__Brief__. Scan the entries below. Report each line where the string "Build" occurs.
:: Dataset
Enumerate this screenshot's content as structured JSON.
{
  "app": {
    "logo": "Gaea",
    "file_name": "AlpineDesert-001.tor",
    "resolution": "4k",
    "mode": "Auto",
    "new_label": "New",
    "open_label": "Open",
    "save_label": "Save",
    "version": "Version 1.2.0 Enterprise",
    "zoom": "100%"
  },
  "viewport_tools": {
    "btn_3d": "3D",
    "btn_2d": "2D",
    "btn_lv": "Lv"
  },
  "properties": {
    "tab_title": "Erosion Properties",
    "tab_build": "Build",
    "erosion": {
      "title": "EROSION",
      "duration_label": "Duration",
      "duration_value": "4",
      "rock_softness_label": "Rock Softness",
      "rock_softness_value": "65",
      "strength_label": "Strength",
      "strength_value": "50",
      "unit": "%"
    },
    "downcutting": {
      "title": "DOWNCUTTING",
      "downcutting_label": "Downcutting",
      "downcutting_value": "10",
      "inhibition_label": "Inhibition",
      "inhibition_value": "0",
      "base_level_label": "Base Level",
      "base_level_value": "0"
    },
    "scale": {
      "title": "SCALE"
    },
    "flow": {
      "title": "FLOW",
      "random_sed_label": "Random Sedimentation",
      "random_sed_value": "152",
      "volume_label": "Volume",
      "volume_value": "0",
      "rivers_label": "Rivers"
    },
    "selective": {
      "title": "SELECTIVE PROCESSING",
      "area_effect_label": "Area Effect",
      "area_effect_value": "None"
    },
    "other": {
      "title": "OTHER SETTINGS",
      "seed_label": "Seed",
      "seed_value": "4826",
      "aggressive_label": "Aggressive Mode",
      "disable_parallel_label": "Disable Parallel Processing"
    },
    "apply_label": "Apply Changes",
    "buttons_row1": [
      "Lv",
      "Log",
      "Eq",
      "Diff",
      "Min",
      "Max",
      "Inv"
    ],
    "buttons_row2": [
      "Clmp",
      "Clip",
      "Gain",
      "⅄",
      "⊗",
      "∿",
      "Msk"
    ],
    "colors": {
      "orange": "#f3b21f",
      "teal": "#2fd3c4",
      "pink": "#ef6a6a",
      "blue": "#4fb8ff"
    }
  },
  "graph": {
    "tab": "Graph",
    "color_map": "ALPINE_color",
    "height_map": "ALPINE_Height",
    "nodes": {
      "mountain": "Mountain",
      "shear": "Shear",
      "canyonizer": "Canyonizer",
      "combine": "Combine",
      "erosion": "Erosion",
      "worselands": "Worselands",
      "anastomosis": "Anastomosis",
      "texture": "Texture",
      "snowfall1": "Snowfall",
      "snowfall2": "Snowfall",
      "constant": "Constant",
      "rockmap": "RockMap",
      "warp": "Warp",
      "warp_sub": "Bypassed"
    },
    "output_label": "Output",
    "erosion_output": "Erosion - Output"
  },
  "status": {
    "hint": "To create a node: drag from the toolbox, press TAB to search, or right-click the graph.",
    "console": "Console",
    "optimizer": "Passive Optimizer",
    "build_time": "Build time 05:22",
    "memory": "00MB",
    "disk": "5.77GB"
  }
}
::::
__Exercise output__.
    "tab_build": "Build",
    "build_time": "Build time 05:22",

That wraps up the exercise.